Filter the listing below down to the lines containing the word "shredding".
========
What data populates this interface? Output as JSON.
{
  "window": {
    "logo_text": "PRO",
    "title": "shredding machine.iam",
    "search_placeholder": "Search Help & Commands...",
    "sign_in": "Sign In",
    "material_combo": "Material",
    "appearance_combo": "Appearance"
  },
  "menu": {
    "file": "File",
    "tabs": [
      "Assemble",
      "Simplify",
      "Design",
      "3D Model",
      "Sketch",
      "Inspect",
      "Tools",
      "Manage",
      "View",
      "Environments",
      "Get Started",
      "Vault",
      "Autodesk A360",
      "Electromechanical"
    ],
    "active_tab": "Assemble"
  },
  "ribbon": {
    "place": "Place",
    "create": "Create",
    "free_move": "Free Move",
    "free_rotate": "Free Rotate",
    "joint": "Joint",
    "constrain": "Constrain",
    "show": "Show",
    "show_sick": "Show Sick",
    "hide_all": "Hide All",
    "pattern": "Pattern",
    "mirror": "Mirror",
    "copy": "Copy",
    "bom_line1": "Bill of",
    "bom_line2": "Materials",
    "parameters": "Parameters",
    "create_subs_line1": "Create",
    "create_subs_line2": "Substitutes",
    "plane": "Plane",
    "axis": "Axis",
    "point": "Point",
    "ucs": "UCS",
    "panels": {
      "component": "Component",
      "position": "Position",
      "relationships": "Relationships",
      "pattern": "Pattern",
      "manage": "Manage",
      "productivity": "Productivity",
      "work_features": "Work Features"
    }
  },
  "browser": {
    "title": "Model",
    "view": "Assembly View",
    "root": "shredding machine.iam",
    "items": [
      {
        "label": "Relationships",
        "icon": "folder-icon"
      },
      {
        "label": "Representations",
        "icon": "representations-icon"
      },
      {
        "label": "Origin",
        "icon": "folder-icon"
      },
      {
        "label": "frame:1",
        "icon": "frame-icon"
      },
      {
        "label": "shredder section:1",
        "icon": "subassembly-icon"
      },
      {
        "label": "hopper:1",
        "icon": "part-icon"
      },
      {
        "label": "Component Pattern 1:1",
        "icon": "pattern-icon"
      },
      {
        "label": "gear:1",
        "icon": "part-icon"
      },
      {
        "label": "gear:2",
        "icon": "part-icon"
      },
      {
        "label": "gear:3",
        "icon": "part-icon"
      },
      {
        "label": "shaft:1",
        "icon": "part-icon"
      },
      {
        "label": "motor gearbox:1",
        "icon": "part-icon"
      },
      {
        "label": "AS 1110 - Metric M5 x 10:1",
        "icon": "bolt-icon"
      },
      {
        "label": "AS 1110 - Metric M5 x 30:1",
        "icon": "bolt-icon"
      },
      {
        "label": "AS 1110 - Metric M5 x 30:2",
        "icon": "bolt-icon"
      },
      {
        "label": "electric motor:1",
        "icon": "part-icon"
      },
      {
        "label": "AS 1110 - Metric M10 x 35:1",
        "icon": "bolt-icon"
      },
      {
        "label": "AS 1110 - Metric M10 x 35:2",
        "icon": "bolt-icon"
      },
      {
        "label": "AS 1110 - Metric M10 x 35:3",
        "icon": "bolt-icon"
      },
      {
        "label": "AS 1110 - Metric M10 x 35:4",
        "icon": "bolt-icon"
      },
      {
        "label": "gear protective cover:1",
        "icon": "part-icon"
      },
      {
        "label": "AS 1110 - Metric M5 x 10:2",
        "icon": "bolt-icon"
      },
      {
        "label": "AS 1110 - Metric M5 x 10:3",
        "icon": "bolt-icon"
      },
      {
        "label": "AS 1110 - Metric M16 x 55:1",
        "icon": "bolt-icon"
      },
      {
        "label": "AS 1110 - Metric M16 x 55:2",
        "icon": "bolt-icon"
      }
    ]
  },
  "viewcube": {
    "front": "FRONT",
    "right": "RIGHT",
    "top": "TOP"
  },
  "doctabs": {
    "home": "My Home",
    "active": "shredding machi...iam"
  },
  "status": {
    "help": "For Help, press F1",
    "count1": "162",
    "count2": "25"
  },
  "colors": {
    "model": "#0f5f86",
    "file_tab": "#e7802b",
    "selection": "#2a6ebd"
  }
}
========
--- Exercise solution ---
    "title": "shredding machine.iam",
    "root": "shredding machine.iam",
    "active": "shredding machi...iam"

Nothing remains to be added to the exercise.